Diana Eisman Greenhouse Groundbreaking at Stowe Farm
Did you know that it’s unnecessary, and in many ways detrimental to rake or blow your fall leaves? It can be overwhelming when the trees drop literal tons of these things everywhere all at once, but take a second to read this and learn all the whys and hows to leaving your leaves where they should be left. I hope one of these options sounds interesting to you, and saves you the effort of bagging your leaves to send them away.
1. Leaves are AMAZING food for your lawn and garden. Nature is ready to munch all your leaves up. Think about it, if leaves didn’t break down naturally, we’d be buried under 20 ft. of them by now. Each year they drop, and disappear before spring. If you mound leaves under your bushes and trees, and around your perennials, (I recommend between 2-6” deep), they will help control most weeds, keep the roots of your plants warm through the winter, and feed worms and soil microbes who, in turn, aggregate the leaves into your soil. Once the leaves have been taken underground by worms and microbes, they help your soil hold the water and nutrients that keep your plants thriving. On your lawn it is even easier. If you have a light covering of leaves, say 1” or less, just leave them there. The grass will grow up around them, and the microbes and worms will munch them down. If they are deeper, and they are threatening to kill the grass, just run your mower over them to chop them up a bit, and leave them where they are.
2. Leaves are important habitat for a myriad of wildlife. Butterfly, moth and other insect eggs and cocoons are often hiding in fall leaves. When you use your leaf blower or rake to bag the leaves and send them away in bags to the dump, you are likely killing hundreds or thousands of amazing creatures like luna moths and swallowtail butterflies. Birds also rely heavily on the insects and seeds protected by fall leaves as a source of forage through the winter. When your back yard is leaf covered, it is the perfect home to hundreds of species of wildlife.
3. Leaves are an excellent compost ingredient. If you have places where wind naturally blows leaves into deep piles that take forever to break down, take heart! Nature has provided you with a very valuable resource for composting. Leaves can be added to vermicomposting systems as a basic food for worms. Leaves can be moved from places where they pile to be used as mulch, which is a form of composting in place. Finally, they can be added at a rate of approximately 3-1 with nitrogen rich ingredients like food scraps, manure or coffee grounds to make hot compost piles. This compost can feed your garden, your lawn, or your house plants. If you plan strategically, and let your law grow a little extra long for fall, when the leaves fall, you can mow them with a bagging mower, and you will have a perfect mix of green and brown to start a lovely hot compost.
4. Leaves, when mixed with other ingredients such as coffee grounds or sawdust can be used as a substrate to grow delicious edible mushrooms. When the mushrooms have fruited, dump the leftover mycelium and digested leaves into your garden for an awesome, fungal soil food.
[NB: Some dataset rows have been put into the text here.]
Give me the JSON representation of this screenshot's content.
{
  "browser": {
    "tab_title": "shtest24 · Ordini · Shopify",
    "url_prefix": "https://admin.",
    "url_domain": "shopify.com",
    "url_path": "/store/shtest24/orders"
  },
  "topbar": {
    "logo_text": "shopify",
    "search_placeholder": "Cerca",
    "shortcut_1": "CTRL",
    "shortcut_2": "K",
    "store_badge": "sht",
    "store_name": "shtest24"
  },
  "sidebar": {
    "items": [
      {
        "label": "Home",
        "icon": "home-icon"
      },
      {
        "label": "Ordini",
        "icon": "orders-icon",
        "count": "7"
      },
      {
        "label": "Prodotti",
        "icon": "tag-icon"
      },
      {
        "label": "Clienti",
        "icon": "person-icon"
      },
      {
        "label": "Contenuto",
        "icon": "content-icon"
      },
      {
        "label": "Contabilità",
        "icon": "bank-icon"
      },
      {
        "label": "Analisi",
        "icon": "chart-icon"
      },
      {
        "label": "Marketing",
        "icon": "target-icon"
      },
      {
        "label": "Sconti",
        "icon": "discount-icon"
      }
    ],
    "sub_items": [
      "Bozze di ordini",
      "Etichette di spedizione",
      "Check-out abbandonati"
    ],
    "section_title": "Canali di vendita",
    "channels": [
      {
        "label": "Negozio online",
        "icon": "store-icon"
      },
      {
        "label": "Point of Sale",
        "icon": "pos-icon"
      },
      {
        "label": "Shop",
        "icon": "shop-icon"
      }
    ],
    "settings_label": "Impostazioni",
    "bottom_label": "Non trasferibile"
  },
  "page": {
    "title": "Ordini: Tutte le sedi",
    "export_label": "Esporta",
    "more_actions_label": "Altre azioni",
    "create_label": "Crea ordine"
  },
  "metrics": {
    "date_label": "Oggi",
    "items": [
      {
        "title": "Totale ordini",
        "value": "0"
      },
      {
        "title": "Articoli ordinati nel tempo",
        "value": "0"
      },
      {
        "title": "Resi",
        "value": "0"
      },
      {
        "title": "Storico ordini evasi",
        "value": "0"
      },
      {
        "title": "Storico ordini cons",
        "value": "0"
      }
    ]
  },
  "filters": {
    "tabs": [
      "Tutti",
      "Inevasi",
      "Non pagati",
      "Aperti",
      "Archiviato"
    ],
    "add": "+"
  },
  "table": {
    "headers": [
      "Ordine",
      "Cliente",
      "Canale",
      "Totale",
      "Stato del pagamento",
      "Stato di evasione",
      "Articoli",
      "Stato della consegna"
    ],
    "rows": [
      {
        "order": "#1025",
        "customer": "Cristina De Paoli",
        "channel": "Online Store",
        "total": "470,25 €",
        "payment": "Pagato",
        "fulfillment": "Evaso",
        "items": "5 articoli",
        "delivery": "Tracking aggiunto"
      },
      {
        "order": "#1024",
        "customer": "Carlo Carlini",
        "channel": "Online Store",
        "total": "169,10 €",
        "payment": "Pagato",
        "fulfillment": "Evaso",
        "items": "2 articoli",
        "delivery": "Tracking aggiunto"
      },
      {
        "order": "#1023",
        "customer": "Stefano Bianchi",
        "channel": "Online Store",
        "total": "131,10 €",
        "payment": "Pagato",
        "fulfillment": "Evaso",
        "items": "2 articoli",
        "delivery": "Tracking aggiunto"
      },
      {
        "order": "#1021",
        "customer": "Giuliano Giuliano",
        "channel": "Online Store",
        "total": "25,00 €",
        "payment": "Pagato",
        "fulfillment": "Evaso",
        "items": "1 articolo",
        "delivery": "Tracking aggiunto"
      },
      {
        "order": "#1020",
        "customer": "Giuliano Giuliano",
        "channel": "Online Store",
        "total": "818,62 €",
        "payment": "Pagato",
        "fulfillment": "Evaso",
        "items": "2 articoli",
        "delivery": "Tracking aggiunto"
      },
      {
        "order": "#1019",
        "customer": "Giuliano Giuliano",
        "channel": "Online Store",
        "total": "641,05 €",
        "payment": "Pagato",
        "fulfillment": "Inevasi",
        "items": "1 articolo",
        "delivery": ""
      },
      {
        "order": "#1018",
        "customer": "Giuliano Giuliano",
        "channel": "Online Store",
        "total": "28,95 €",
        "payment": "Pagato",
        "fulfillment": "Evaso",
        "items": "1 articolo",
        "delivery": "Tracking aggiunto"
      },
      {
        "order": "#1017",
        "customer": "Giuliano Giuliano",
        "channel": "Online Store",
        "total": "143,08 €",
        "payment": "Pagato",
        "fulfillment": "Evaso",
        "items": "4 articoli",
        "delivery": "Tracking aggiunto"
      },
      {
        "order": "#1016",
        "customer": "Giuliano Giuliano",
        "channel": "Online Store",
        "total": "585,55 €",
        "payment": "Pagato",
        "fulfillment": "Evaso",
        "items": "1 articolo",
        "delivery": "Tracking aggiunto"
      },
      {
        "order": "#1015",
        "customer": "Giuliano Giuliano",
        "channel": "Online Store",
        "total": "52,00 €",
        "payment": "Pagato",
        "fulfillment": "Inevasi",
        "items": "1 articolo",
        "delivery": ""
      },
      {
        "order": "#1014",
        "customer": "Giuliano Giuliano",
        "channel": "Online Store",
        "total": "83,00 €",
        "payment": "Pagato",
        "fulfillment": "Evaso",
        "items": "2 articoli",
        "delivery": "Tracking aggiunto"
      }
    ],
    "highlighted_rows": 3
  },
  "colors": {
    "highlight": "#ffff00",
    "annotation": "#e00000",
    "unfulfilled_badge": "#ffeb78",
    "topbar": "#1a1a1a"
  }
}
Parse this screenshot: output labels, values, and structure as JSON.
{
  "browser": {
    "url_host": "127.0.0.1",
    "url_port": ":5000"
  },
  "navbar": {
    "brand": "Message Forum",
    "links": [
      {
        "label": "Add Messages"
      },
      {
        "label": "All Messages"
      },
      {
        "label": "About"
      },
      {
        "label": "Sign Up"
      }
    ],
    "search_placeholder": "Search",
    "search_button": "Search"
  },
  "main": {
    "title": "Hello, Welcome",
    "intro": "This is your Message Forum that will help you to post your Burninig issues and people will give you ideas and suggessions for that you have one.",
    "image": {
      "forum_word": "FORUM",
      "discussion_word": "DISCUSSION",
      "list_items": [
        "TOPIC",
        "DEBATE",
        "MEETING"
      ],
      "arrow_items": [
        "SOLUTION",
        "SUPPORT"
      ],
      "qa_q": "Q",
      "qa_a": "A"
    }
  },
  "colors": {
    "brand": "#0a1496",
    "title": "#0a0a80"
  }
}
5. Leaves make a great bedding for backyard chickens and ducks. If you have a chicken run, dump leaves as deep as you want in there, and your chickens will LOVE you for it. They will hunt and peck for bugs and seeds, consume some of the leaves themselves along with any grass or weeds you raked up with them, and when they make their little chicken deposits, their manure will mix with the leaves to make a perfect compost mix which will feed your roses, onions, melons and other hungry plants.